Open systems: From Clay Shirky's Here Comes Everybody: The Power of Organizing Without Organizations (via Are You Organized For Failure?):
In traditional organizations, trying anything is expensive, even if just in staff time to discuss the idea, so someone must make some attempt to filter the successes from the failures in advance. In open systems, the cost of trying something is so low that handicapping the likelihood of success is often an unnecessary distraction... Open systems, by reducing the cost of failure, enable their participants to fail like crazy, building on successes as they go.
-  My two products (more in 2010!) are Where the !@#% did my day go? The ultimate guide to making every day a great workday and You Did WHAT? 99 Playful experiments to live a healthier and happier life. (Side note: Creating these was a big experiment for me, and the results have been fantastic. Thanks a ton to my customers :-)

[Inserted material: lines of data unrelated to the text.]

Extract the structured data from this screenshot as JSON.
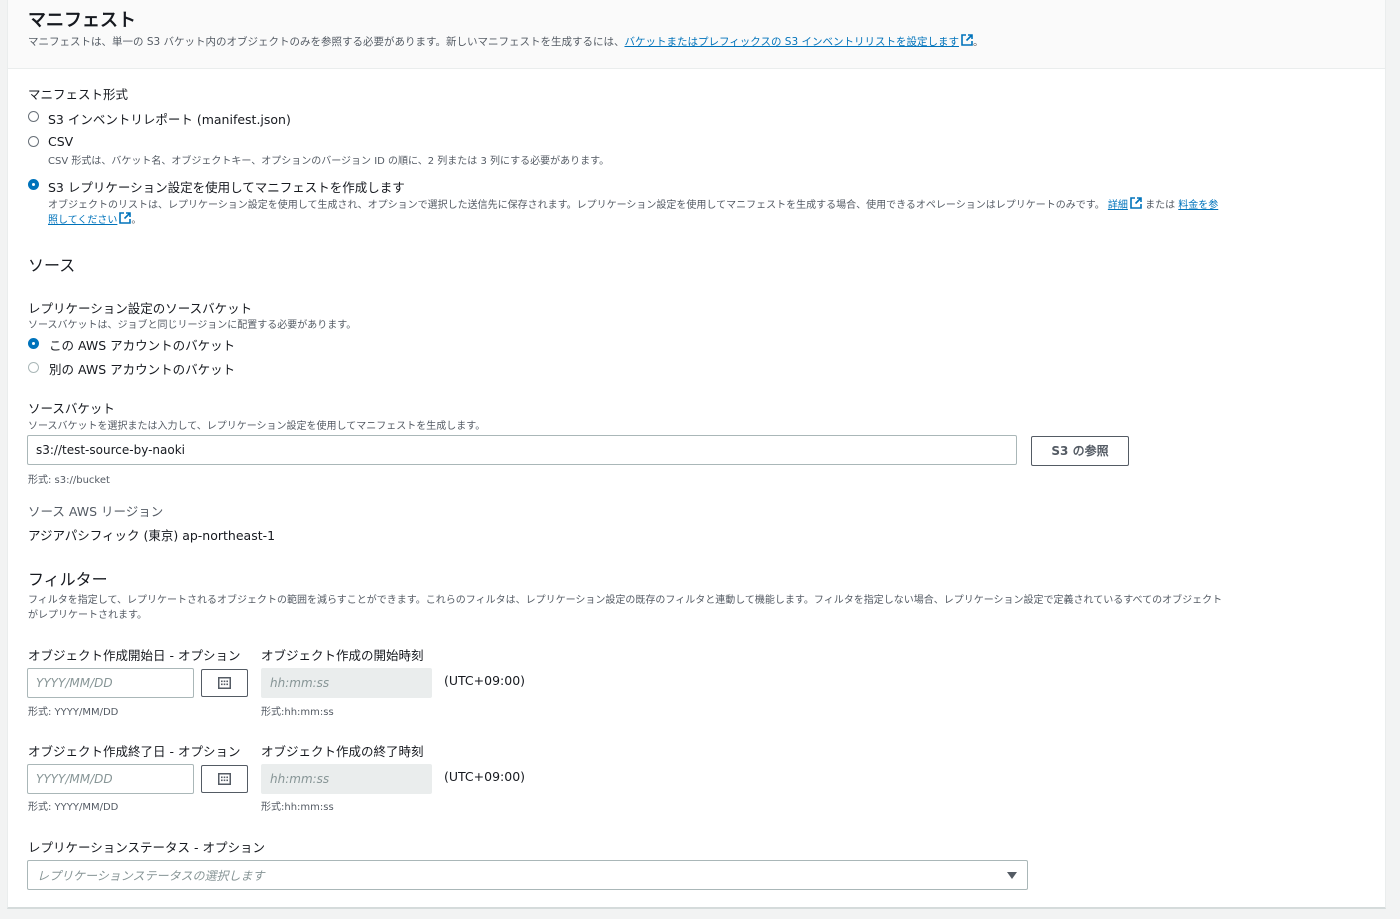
{
  "manifest": {
    "title": "マニフェスト",
    "desc_prefix": "マニフェストは、単一の S3 バケット内のオブジェクトのみを参照する必要があります。新しいマニフェストを生成するには、",
    "desc_link": "バケットまたはプレフィックスの S3 インベントリリストを設定します",
    "desc_suffix": "。",
    "format_label": "マニフェスト形式",
    "options": [
      {
        "label": "S3 インベントリレポート (manifest.json)",
        "checked": false
      },
      {
        "label": "CSV",
        "desc": "CSV 形式は、バケット名、オブジェクトキー、オプションのバージョン ID の順に、2 列または 3 列にする必要があります。",
        "checked": false
      },
      {
        "label": "S3 レプリケーション設定を使用してマニフェストを作成します",
        "desc_line1": "オブジェクトのリストは、レプリケーション設定を使用して生成され、オプションで選択した送信先に保存されます。レプリケーション設定を使用してマニフェストを生成する場合、使用できるオペレーションはレプリケートのみです。",
        "link_detail": "詳細",
        "or_text": "または",
        "link_price_1": "料金を参",
        "link_price_2": "照してください",
        "end": "。",
        "checked": true
      }
    ]
  },
  "source": {
    "title": "ソース",
    "bucket_choice_label": "レプリケーション設定のソースバケット",
    "bucket_choice_sub": "ソースバケットは、ジョブと同じリージョンに配置する必要があります。",
    "choices": [
      {
        "label": "この AWS アカウントのバケット",
        "checked": true
      },
      {
        "label": "別の AWS アカウントのバケット",
        "checked": false
      }
    ],
    "bucket_label": "ソースバケット",
    "bucket_sub": "ソースバケットを選択または入力して、レプリケーション設定を使用してマニフェストを生成します。",
    "bucket_value": "s3://test-source-by-naoki",
    "browse_button": "S3 の参照",
    "bucket_format": "形式: s3://bucket",
    "region_label": "ソース AWS リージョン",
    "region_value": "アジアパシフィック (東京) ap-northeast-1"
  },
  "filter": {
    "title": "フィルター",
    "desc_line1": "フィルタを指定して、レプリケートされるオブジェクトの範囲を減らすことができます。これらのフィルタは、レプリケーション設定の既存のフィルタと連動して機能します。フィルタを指定しない場合、レプリケーション設定で定義されているすべてのオブジェクト",
    "desc_line2": "がレプリケートされます。",
    "start_date_label": "オブジェクト作成開始日 - オプション",
    "start_time_label": "オブジェクト作成の開始時刻",
    "end_date_label": "オブジェクト作成終了日 - オプション",
    "end_time_label": "オブジェクト作成の終了時刻",
    "date_placeholder": "YYYY/MM/DD",
    "time_placeholder": "hh:mm:ss",
    "tz": "(UTC+09:00)",
    "date_format": "形式: YYYY/MM/DD",
    "time_format": "形式:hh:mm:ss",
    "status_label": "レプリケーションステータス - オプション",
    "status_placeholder": "レプリケーションステータスの選択します"
  },
  "colors": {
    "accent": "#0073bb",
    "link": "#0073bb",
    "text": "#16191f",
    "muted": "#545b64"
  }
}
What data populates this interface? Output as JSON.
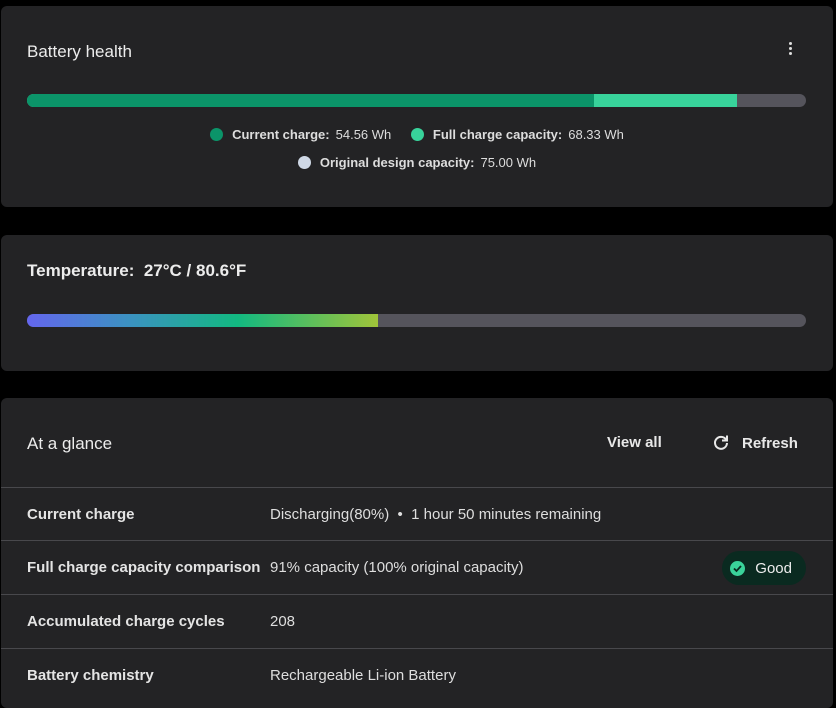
{
  "battery_health": {
    "title": "Battery health",
    "more_icon": "more-vertical-icon",
    "design_capacity_wh": 75.0,
    "current_charge_wh": 54.56,
    "full_charge_wh": 68.33,
    "colors": {
      "current": "#0b9469",
      "full": "#38d39b",
      "design": "#cfd8e6",
      "track": "#55545c"
    },
    "legend": {
      "current_label": "Current charge:",
      "current_value": "54.56 Wh",
      "full_label": "Full charge capacity:",
      "full_value": "68.33 Wh",
      "design_label": "Original design capacity:",
      "design_value": "75.00 Wh"
    }
  },
  "temperature": {
    "label": "Temperature:",
    "value": "27°C / 80.6°F",
    "level_percent": 45
  },
  "at_a_glance": {
    "title": "At a glance",
    "view_all": "View all",
    "refresh": "Refresh",
    "rows": [
      {
        "key": "Current charge",
        "value": "Discharging(80%)  •  1 hour 50 minutes remaining"
      },
      {
        "key": "Full charge capacity comparison",
        "value": "91% capacity (100% original capacity)",
        "badge": "Good"
      },
      {
        "key": "Accumulated charge cycles",
        "value": "208"
      },
      {
        "key": "Battery chemistry",
        "value": "Rechargeable Li-ion Battery"
      }
    ]
  }
}
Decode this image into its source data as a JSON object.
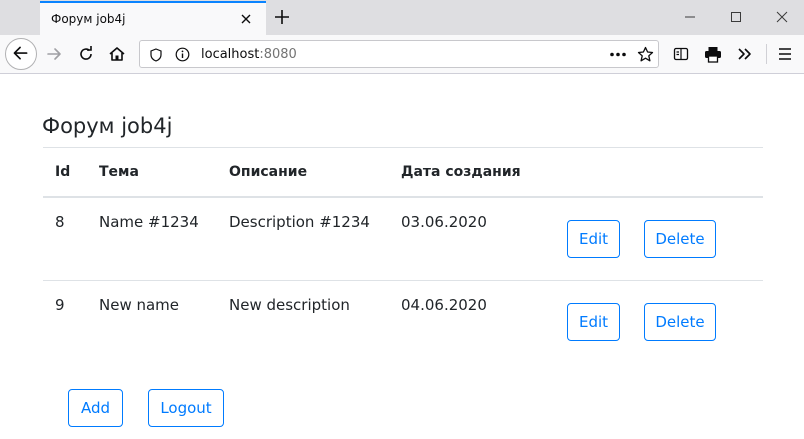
{
  "browser": {
    "tab_title": "Форум job4j",
    "url_host": "localhost",
    "url_port": ":8080"
  },
  "page": {
    "title": "Форум job4j",
    "table": {
      "headers": [
        "Id",
        "Тема",
        "Описание",
        "Дата создания"
      ],
      "rows": [
        {
          "id": "8",
          "topic": "Name #1234",
          "description": "Description #1234",
          "created": "03.06.2020",
          "edit_label": "Edit",
          "delete_label": "Delete"
        },
        {
          "id": "9",
          "topic": "New name",
          "description": "New description",
          "created": "04.06.2020",
          "edit_label": "Edit",
          "delete_label": "Delete"
        }
      ]
    },
    "add_label": "Add",
    "logout_label": "Logout"
  },
  "colors": {
    "primary": "#007bff",
    "tab_accent": "#0a84ff",
    "text": "#212529",
    "border": "#dee2e6"
  }
}
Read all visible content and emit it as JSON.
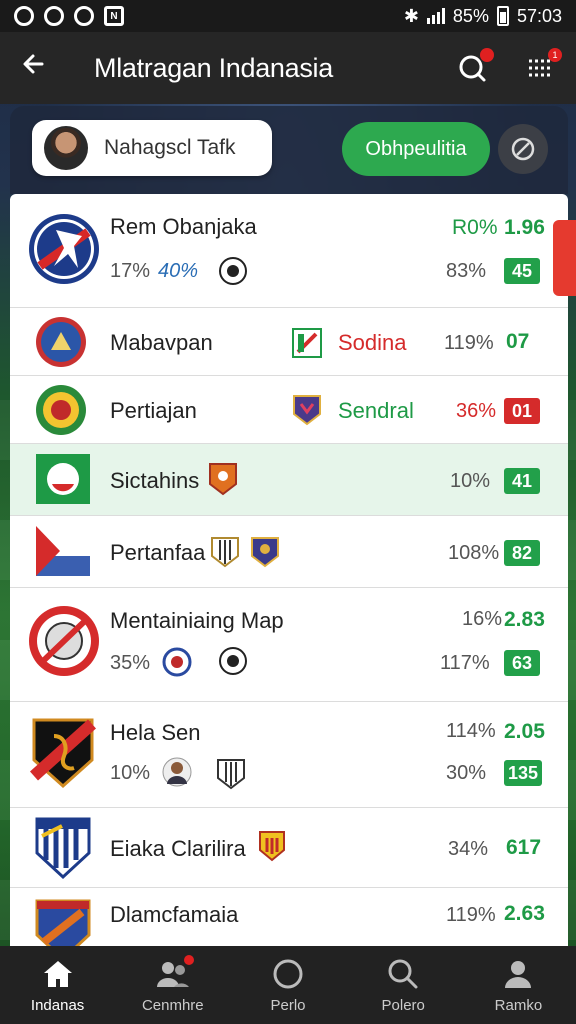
{
  "status_bar": {
    "battery": "85%",
    "time": "57:03",
    "notification_icons": [
      "circle-icon",
      "circle-icon",
      "circle-icon",
      "n-icon"
    ]
  },
  "app_bar": {
    "title": "Mlatragan Indanasia",
    "notification_badge": "1"
  },
  "controls": {
    "user_name": "Nahagscl Tafk",
    "primary_button": "Obhpeulitia"
  },
  "rows": [
    {
      "name": "Rem Obanjaka",
      "pct_left": "17%",
      "sub": "40%",
      "value_pct": "R0%",
      "value": "1.96",
      "pct_right": "83%",
      "badge": "45",
      "badge_color": "green"
    },
    {
      "name": "Mabavpan",
      "tag": "Sodina",
      "tag_color": "#d52b2b",
      "pct_right": "119%",
      "value": "07"
    },
    {
      "name": "Pertiajan",
      "tag": "Sendral",
      "tag_color": "#1e9a46",
      "pct_right": "36%",
      "badge": "01",
      "badge_color": "red"
    },
    {
      "name": "Sictahins",
      "pct_right": "10%",
      "badge": "41",
      "badge_color": "green",
      "highlighted": true
    },
    {
      "name": "Pertanfaa",
      "pct_right": "108%",
      "badge": "82",
      "badge_color": "green"
    },
    {
      "name": "Mentainiaing Map",
      "pct_left": "35%",
      "value_pct": "16%",
      "value": "2.83",
      "pct_right": "117%",
      "badge": "63",
      "badge_color": "green"
    },
    {
      "name": "Hela Sen",
      "pct_left": "10%",
      "value_pct": "114%",
      "value": "2.05",
      "pct_right": "30%",
      "badge": "135",
      "badge_color": "green"
    },
    {
      "name": "Eiaka Clarilira",
      "pct_right": "34%",
      "value": "617"
    },
    {
      "name": "Dlamcfamaia",
      "value_pct": "119%",
      "value": "2.63"
    }
  ],
  "bottom_nav": [
    {
      "label": "Indanas",
      "icon": "home-icon",
      "active": true
    },
    {
      "label": "Cenmhre",
      "icon": "people-icon"
    },
    {
      "label": "Perlo",
      "icon": "circle-icon"
    },
    {
      "label": "Polero",
      "icon": "search-icon"
    },
    {
      "label": "Ramko",
      "icon": "person-icon"
    }
  ],
  "colors": {
    "accent_green": "#2da94f",
    "alert_red": "#d52b2b",
    "app_bar": "#262626"
  }
}
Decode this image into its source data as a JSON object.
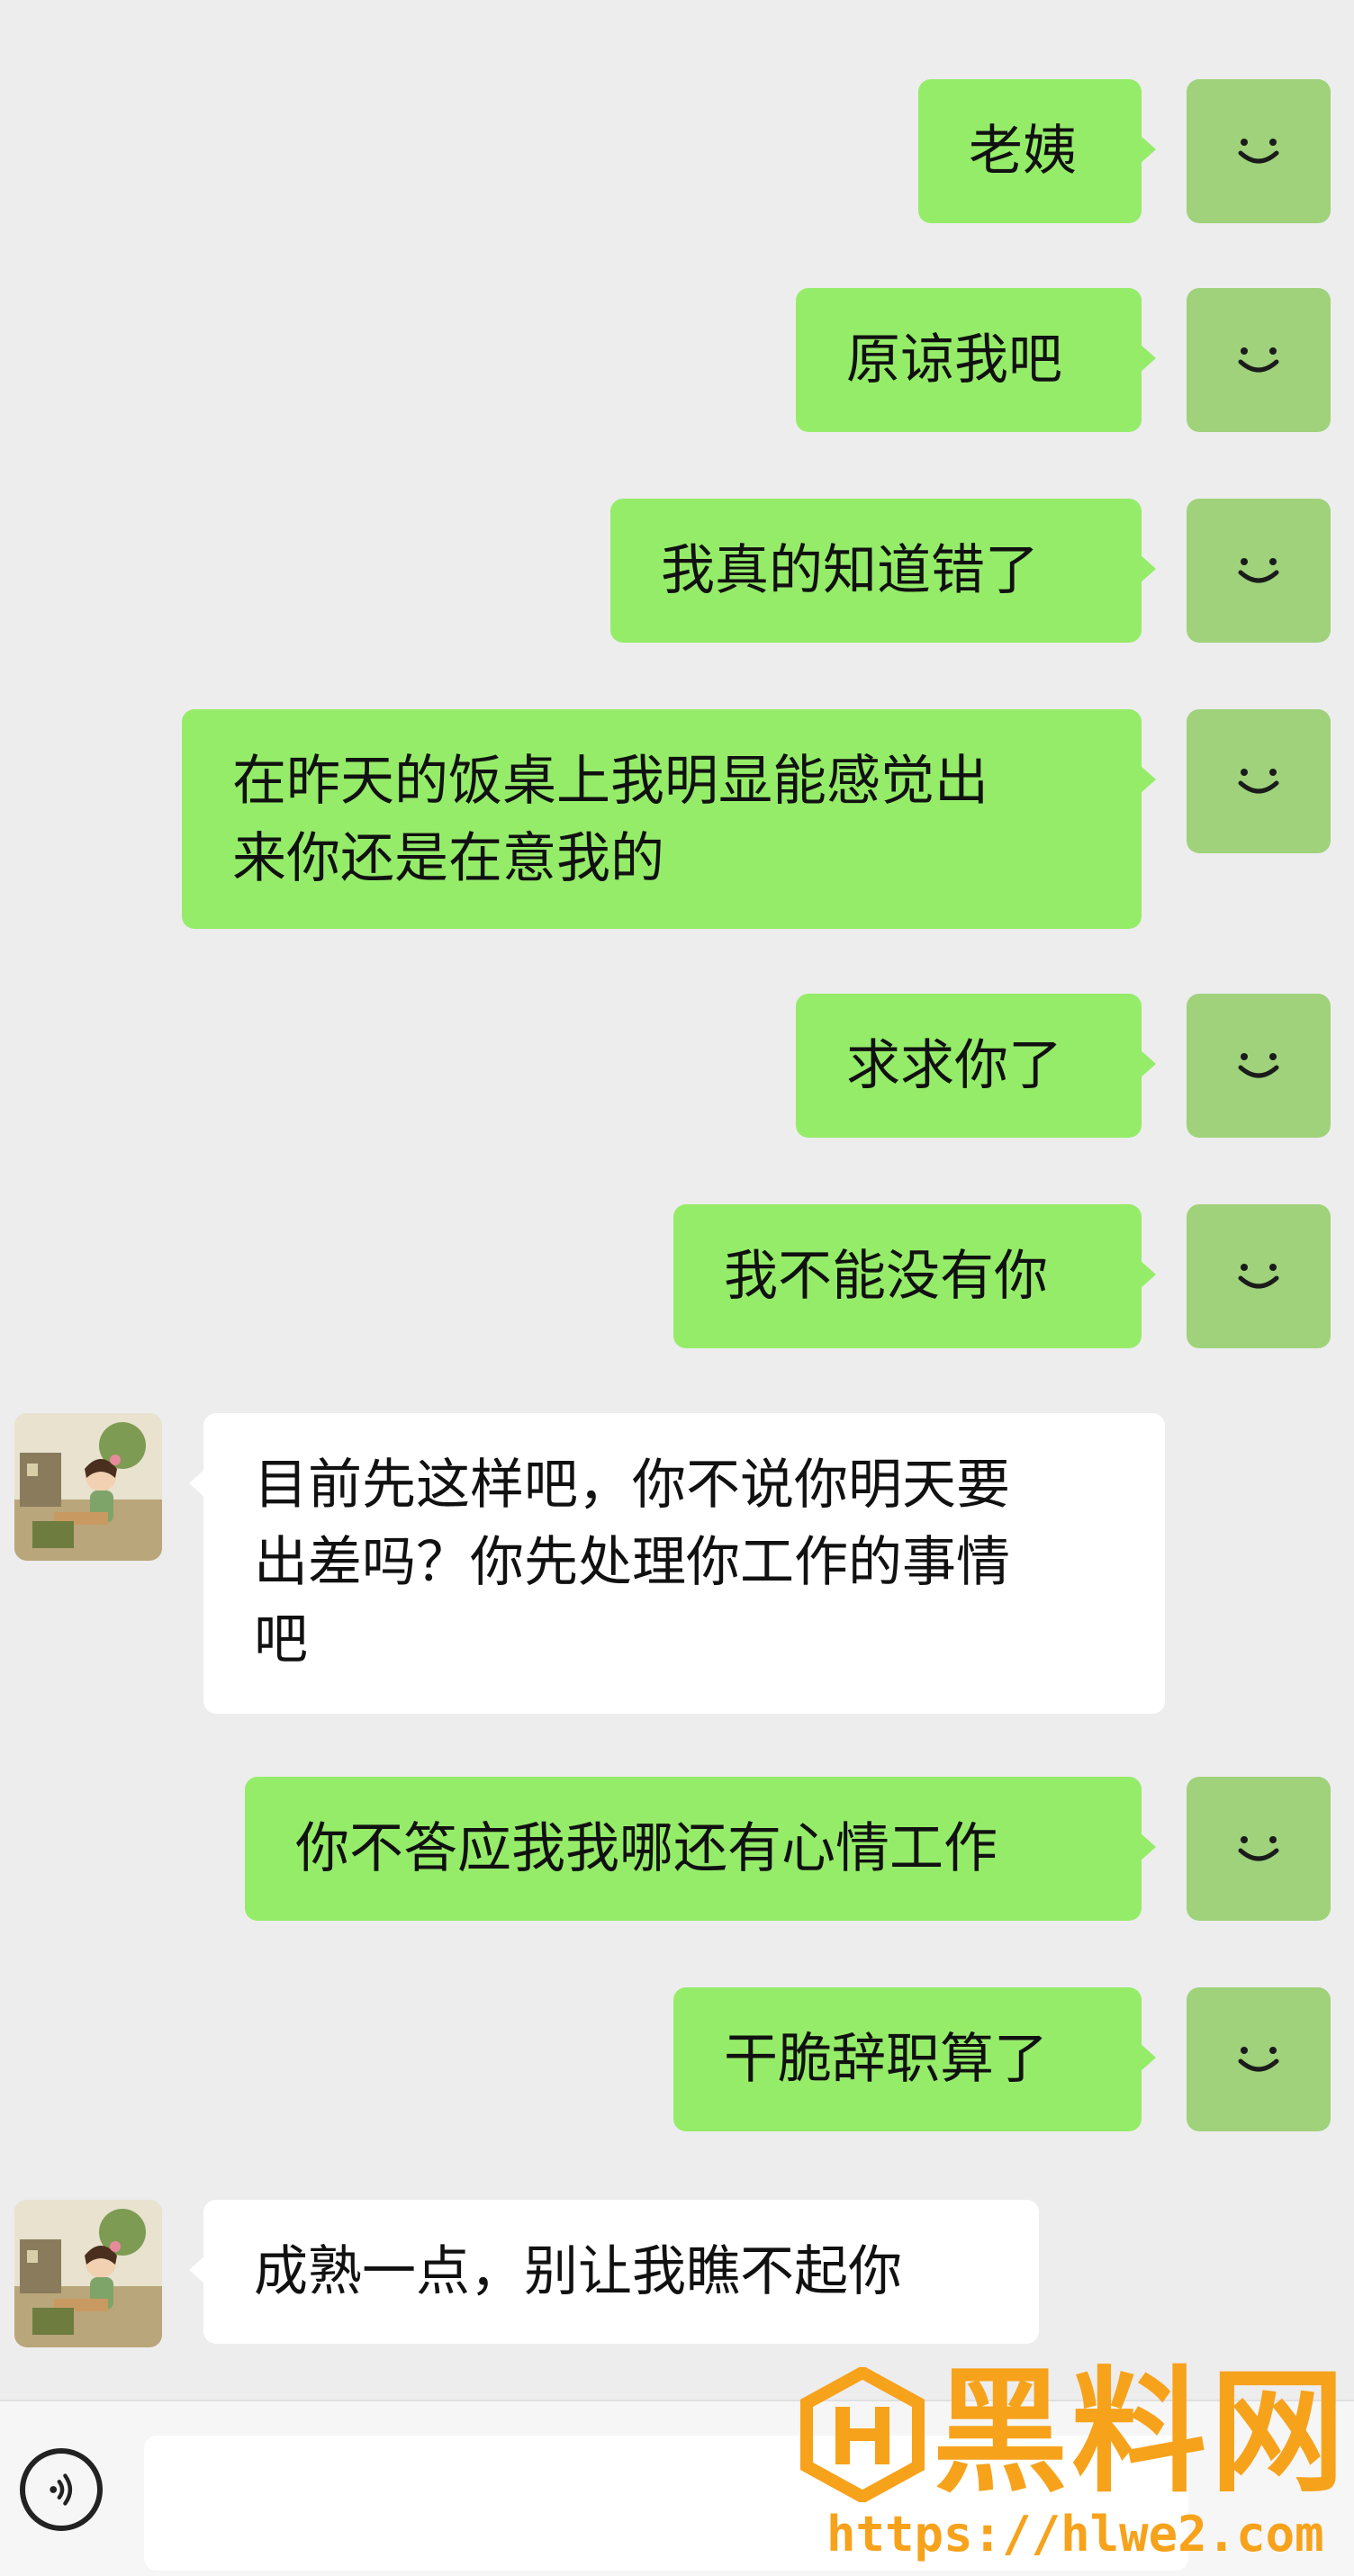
{
  "messages": [
    {
      "side": "me",
      "text": "老姨"
    },
    {
      "side": "me",
      "text": "原谅我吧"
    },
    {
      "side": "me",
      "text": "我真的知道错了"
    },
    {
      "side": "me",
      "text": "在昨天的饭桌上我明显能感觉出\n来你还是在意我的"
    },
    {
      "side": "me",
      "text": "求求你了"
    },
    {
      "side": "me",
      "text": "我不能没有你"
    },
    {
      "side": "other",
      "text": "目前先这样吧，你不说你明天要\n出差吗？你先处理你工作的事情\n吧"
    },
    {
      "side": "me",
      "text": "你不答应我我哪还有心情工作"
    },
    {
      "side": "me",
      "text": "干脆辞职算了"
    },
    {
      "side": "other",
      "text": "成熟一点，别让我瞧不起你"
    }
  ],
  "input": {
    "placeholder": ""
  },
  "watermark": {
    "title": "黑料网",
    "url": "https://hlwe2.com"
  },
  "colors": {
    "my_bubble": "#95ec69",
    "other_bubble": "#ffffff",
    "background": "#ededed",
    "watermark": "#f7a21b"
  },
  "icons": {
    "my_avatar": "smile-icon",
    "voice": "voice-icon"
  }
}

 Check out recent experiments (and especially the comments) from Edison, the Think, Try, Learn experimenter's workbook:
- Edison - Extreme Batching - Intentionally Creating a Weekly "Vacation Tax"
- Edison - Change the Conversation
- Edison - Lose 20 Pounds In One Month
- Edison - Dress better in public
- Edison - Improve Sleep Hygeine
- Edison - Attempting the "Geek to Freak" muscle-building technique
- Edison - Work, Relationship, Fun Balance
- Edison - Try the "It isn't cancer" mind hack
- Edison - Vitamin D3 to Prevent Flu and Colds
- Edison - Will my homies start playing Akoha?
-  The tip is to minimize e-mail ping pong by making suggestions ("Should we meet at 10?") rather than asking open-ended questions ("When should we meet?"). From Death by Information Overload, by Paul Hemp (HBR summary here).
 I love this quote from the article: "The essence of science is cumulative. By changing a problem slightly you can often do great work rather than merely good work. Instead of attacking isolated problems, I made the resolution that I would never again solve an isolated problem except as characteristic of a class." Here's the list:
- Hard work (study, work, learn), thinking
- Confidence (early success)
- Stay free (e.g., from committees)
- Stick w/small problems -> larger ones
- See opportunity in problems or trivial assignments (defect -> asset)
- Have drive
- Solid steady work
- Tolerate ambiguity
- Belief balanced w/doubt
- Do good science - track contradictions to theory
- Complete commitment
- Focus only on the problem (starves subconscious)
- Mix w/diverse thinkers
- Work on an important problem (solvable)
- Plant seeds in different areas (diversify)
- Be open to surprise (don't be too safe)
- Allocate time for bigger-picture thinking (where field's going, opportunities, importance)
- Jump on opportunities
- Open door (diverse inputs -> ideas)
- Attack more general problem (change problem slightly) - solve general class
- Educate your bosses
- Work (don't fight) the system - you can either reform it or do great work
- Control anger
- Commit to something (ego will force to do, even if hard) - corner self
- Great work is stressful